          There's a similar thing going on in early modern French, btw--I've noticed in some Canadien documents of the 17th century that "Madame" and "Mademoiselle" are used interchangably with no apparent differntiation.

          Aren't you glad you asked? LOL!!!

          "He that knew all that learning ever writ/Knew only this - that he knew nothing yet"

          by aphra behn on Sun Sep 17, 2006 at 07:38:46 PM PDT

          [ Parent ]

      •  Kind of like the way (3+ / 0-)
        Recommended by:
        kilo50, aphra behn, Unitary Moonbat

        we still call men 'sir' out of respect even though very few of them are actually knights.

        It might be interesting for you or UM to give us a diary on the history of terms of respect, because I think that they evolved from use describing royalty or aristocracy to the general use we have today.  What would be interesting is how that correlates with the rise of democratic government and the idea of self-governance.

        Live Free or Die-words to live by

        by ForFreedom on Sun Sep 17, 2006 at 07:44:24 PM PDT

        [ Parent ]

        •  evolution of respect (4+ / 0-)

          I'm not aware of any book-length studies on the matter. Most of what I've gleaned comes through tidbits in larger works or taking notes as I troll through primary sources for other things. One interesting thing I read was that Americans dropped the use of the term "master" for employers whent he British still retained it in the 19th century. That word was associated with slavery by free laborers, who preferred the word "Boss"--apprently a borrow-word from Dutch.  (I learned that from from Chris Tomlinson's  book on 19th c. labor, btw.)
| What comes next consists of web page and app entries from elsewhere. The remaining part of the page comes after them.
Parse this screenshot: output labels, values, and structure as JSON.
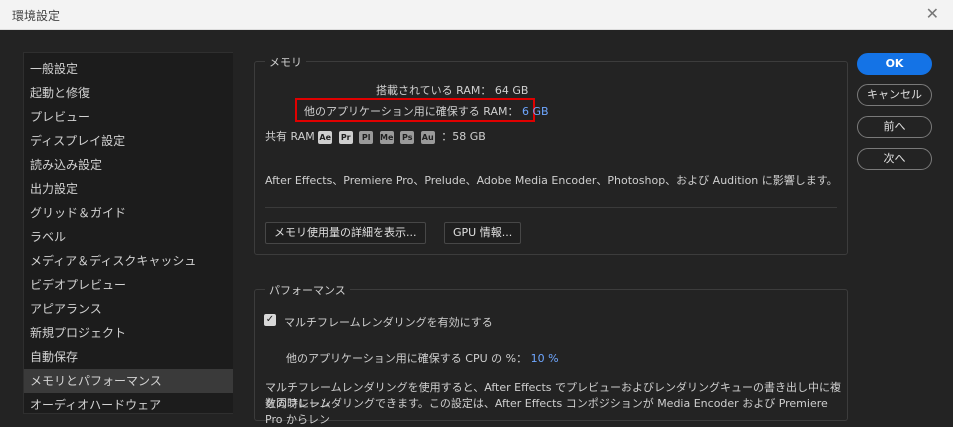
{
  "window": {
    "title": "環境設定",
    "close_glyph": "✕"
  },
  "sidebar": {
    "items": [
      {
        "label": "一般設定"
      },
      {
        "label": "起動と修復"
      },
      {
        "label": "プレビュー"
      },
      {
        "label": "ディスプレイ設定"
      },
      {
        "label": "読み込み設定"
      },
      {
        "label": "出力設定"
      },
      {
        "label": "グリッド＆ガイド"
      },
      {
        "label": "ラベル"
      },
      {
        "label": "メディア＆ディスクキャッシュ"
      },
      {
        "label": "ビデオプレビュー"
      },
      {
        "label": "アピアランス"
      },
      {
        "label": "新規プロジェクト"
      },
      {
        "label": "自動保存"
      },
      {
        "label": "メモリとパフォーマンス"
      },
      {
        "label": "オーディオハードウェア"
      }
    ],
    "selected_label": "メモリとパフォーマンス"
  },
  "memory": {
    "title": "メモリ",
    "installed_label": "搭載されている RAM：",
    "installed_value": "64 GB",
    "reserved_label": "他のアプリケーション用に確保する RAM：",
    "reserved_value": "6 GB",
    "shared_label": "共有 RAM",
    "apps": [
      "Ae",
      "Pr",
      "Pl",
      "Me",
      "Ps",
      "Au"
    ],
    "shared_value": "：58 GB",
    "note": "After Effects、Premiere Pro、Prelude、Adobe Media Encoder、Photoshop、および Audition に影響します。",
    "details_button": "メモリ使用量の詳細を表示...",
    "gpu_button": "GPU 情報..."
  },
  "performance": {
    "title": "パフォーマンス",
    "multiframe_label": "マルチフレームレンダリングを有効にする",
    "cpu_label": "他のアプリケーション用に確保する CPU の %：",
    "cpu_value": "10 %",
    "desc_line1": "マルチフレームレンダリングを使用すると、After Effects でプレビューおよびレンダリングキューの書き出し中に複数のフレーム",
    "desc_line2": "を同時にレンダリングできます。この設定は、After Effects コンポジションが Media Encoder および Premiere Pro からレン"
  },
  "buttons": {
    "ok": "OK",
    "cancel": "キャンセル",
    "prev": "前へ",
    "next": "次へ"
  },
  "colors": {
    "accent": "#1473e6",
    "value_blue": "#6ea6ff",
    "highlight": "#e00000"
  }
}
          The word "Mr." evolved along with "Mrs"---in the early modern period it was reserved for people of social status, not just any man. "Goodman" would be what yeoman got; the poorest received no title of respect. (Again there is a perallel in Franch w/ the use of Bonhomme for lower-ranking men, "Monsieur" being reserved for the middling ranks.)

          You're right--this does deserve a diary! I'll shut up now!

          "He that knew all that learning ever writ/Knew only this - that he knew nothing yet"

          by aphra behn on Sun Sep 17, 2006 at 07:54:57 PM PDT

          [ Parent ]

Subscribe or Donate to support Daily Kos.

  • Recommended (170)
  • Community (76)
  • Baltimore (73)
  • Bernie Sanders (52)
  • Freddie Gray (42)
  • Civil Rights (41)
  • Elections (31)
  • Hillary Clinton (31)
  • Culture (29)
  • Racism (26)
  • Law (24)
  • Labor (23)
  • Education (22)
  • Economy (22)
  • Rescued (20)
  • Media (20)
  • Politics (19)
  • 2016 (19)
  • Environment (17)
  • Science (17)
  • Click here for the mobile view of the site